Separatists fighting Indian rule in the disputed region have stepped up attacks on lower level politicians, many of whom do not have personal security guards, in recent weeks.
“It is a temporary arrangement,” Kashmir valley’s police chief Vijay Kumar told Reuters. “We will devise a strategy to provide security to those who are vulnerable.”
Two security officials, asking not to be named, said that around 500 politicians had been moved since Thursday, after militants shot dead a village council leader from the ruling Bharatiya Janata Party (BJP) in southern Kashmir.
Many of those under protection have been housed in hotels and government buildings guarded by paramilitary troops, one official said. “We don’t want to take any chances,” he said.
Sofi Yousuf, a BJP vice president in Kashmir, said that his colleagues were being targeted to prevent the party from expanding in the Himalayan region, where insurgents have waged war against New Delhi since the late 1980s.
“They want to create a fear psychosis on the ground,” Yousuf said.
The federal government has been trying to promote political activities since it revoked Kashmir’s special status in an attempt to draw it closer to the rest of the country.
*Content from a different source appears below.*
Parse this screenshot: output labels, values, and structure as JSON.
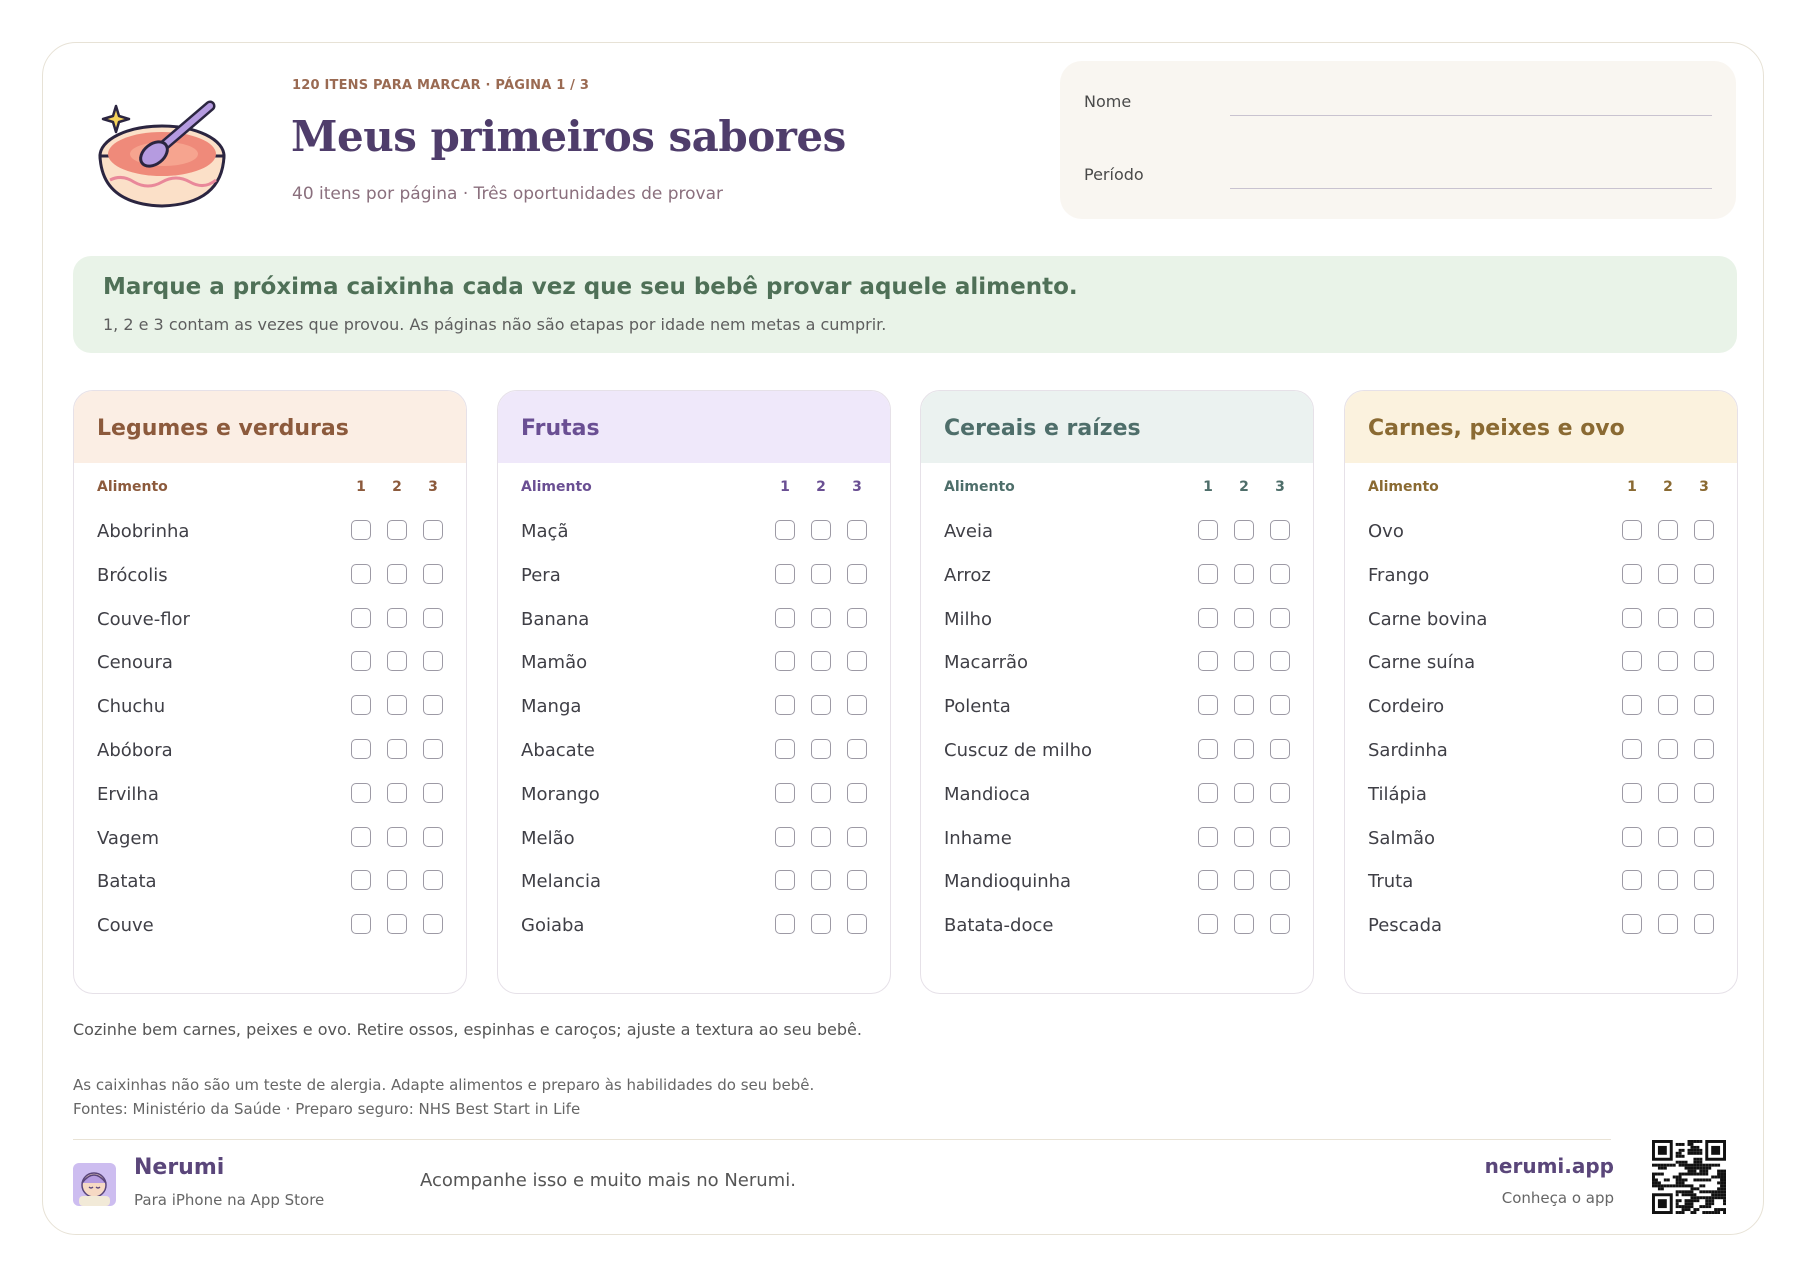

But the loss of special privileges stoked anger across the region and this week authorities imposed a strict lockdown on the first anniversary of that decision.
Underlining the difficulties the government faces in restoring normalcy to Kashmir, around a dozen BJP members resigned from the party this week, fearing militant attacks.